Although the pace of innovation in healthcare has traditionally been slow, organizations are increasingly seeking new ways to innovate in order to support value-based care models. Recent partnerships formed between Amazon, Berkshire Hathaway and JPMorgan Chase, CVS and Aetna, Cigna and Express Scripts, and so on strongly indicate that innovations rooted in providing better care for lower costs are paramount to the success and growth of healthcare.
Payers whose ongoing strategies are not placing precedence upon innovation will be left in the dust. Not only will this be costly for access and quality, it can jeopardize managed Medicaid payers’ chance of re-procuring and expanding contracts.
Managed Medicaid Plans must innovate to reach objectives
Managed Medicaid plans need innovations to improve the value and efficiency of healthcare provided. To ensure they’re getting the best value, state Medicaid programs re-procure contracts with managed care payer groups on a perpetual basis — sometimes as frequently as every three years. States use these periods as an opportunity to seek updated solutions to long-standing or emerging challenges, often assigning points to questions that speak to innovations in care delivery for Medicaid recipients.
Key Medicaid challenges
Barriers to care and access within Medicaid programs are often among the most important issues states and managed care plans are attempting to address. The Kaiser Family Foundation 2017 survey of Medicaid managed care plans reported high rates of difficulty in recruitment for some specialties and listed provider supply as a leading challenge.
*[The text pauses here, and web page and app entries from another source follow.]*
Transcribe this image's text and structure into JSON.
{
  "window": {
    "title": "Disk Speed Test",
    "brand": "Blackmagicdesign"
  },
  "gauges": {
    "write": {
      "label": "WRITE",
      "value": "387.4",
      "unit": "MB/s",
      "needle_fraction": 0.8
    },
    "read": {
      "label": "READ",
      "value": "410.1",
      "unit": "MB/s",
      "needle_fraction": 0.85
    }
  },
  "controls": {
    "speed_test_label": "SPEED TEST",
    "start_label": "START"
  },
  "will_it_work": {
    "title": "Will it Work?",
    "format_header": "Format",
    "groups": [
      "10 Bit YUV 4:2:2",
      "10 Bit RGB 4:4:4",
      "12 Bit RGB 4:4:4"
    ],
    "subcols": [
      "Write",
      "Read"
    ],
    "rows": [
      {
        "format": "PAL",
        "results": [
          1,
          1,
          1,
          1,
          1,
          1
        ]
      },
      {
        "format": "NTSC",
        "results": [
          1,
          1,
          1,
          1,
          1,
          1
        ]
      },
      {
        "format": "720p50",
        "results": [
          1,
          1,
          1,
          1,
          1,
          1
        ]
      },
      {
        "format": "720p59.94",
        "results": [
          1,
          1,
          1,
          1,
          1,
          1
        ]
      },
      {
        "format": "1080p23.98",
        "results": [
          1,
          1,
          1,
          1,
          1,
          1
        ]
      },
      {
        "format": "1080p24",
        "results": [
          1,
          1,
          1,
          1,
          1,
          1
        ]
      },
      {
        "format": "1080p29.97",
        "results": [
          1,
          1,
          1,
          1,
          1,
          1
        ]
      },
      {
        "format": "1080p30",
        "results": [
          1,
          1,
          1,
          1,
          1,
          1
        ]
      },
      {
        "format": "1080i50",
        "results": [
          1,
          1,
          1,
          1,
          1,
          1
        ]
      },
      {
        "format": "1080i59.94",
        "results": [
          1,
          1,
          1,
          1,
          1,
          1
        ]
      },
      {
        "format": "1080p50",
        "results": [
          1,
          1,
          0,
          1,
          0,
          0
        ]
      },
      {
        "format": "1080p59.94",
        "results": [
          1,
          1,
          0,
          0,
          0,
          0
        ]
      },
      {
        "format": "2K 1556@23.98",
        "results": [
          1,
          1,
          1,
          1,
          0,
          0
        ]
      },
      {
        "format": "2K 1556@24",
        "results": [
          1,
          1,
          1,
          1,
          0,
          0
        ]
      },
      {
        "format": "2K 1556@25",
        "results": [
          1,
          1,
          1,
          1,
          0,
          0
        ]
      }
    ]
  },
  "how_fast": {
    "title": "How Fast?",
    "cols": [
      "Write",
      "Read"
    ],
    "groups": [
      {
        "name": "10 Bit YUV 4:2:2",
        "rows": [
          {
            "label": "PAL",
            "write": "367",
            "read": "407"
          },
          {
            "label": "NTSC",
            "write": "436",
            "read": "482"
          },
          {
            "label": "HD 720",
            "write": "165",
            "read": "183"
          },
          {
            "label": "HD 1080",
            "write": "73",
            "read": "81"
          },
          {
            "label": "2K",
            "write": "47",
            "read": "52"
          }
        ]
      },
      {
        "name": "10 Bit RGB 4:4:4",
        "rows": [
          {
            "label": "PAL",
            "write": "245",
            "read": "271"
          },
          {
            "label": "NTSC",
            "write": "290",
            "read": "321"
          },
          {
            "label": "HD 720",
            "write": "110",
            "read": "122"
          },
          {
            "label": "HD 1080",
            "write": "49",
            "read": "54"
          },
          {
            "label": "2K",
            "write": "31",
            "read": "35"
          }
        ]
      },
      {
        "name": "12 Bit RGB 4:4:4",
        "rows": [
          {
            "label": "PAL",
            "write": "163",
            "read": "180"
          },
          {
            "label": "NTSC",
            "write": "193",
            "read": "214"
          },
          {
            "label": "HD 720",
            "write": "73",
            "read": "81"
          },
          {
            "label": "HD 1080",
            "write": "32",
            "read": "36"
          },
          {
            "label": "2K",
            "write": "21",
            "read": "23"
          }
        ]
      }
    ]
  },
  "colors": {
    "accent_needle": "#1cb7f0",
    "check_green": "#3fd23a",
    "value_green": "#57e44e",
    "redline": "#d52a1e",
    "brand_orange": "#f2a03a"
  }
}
Timely access to care is key to healthcare goals, as delays in accessing necessary care exacerbate health conditions, in turn leading to more costly treatment and poor outcomes. This lack of care access worsens a health crisis that could have been easily avoided with more proactive (and less expensive) care.
A key takeaway from 2018’s 11th annual Medicaid Managed Care Summit was that, “Reforming healthcare in the U.S. is not about spending more money, but about moving around the dollars that we’re already spending.” Adoption of eConsult platforms allows health plans to solidify their value-based initiatives and Medicaid payers to expand access to needed specialist services, bring new physician access points to urban and rural areas and leverage the latest in technology and sophisticated referral protocols to help meet members’ care needs.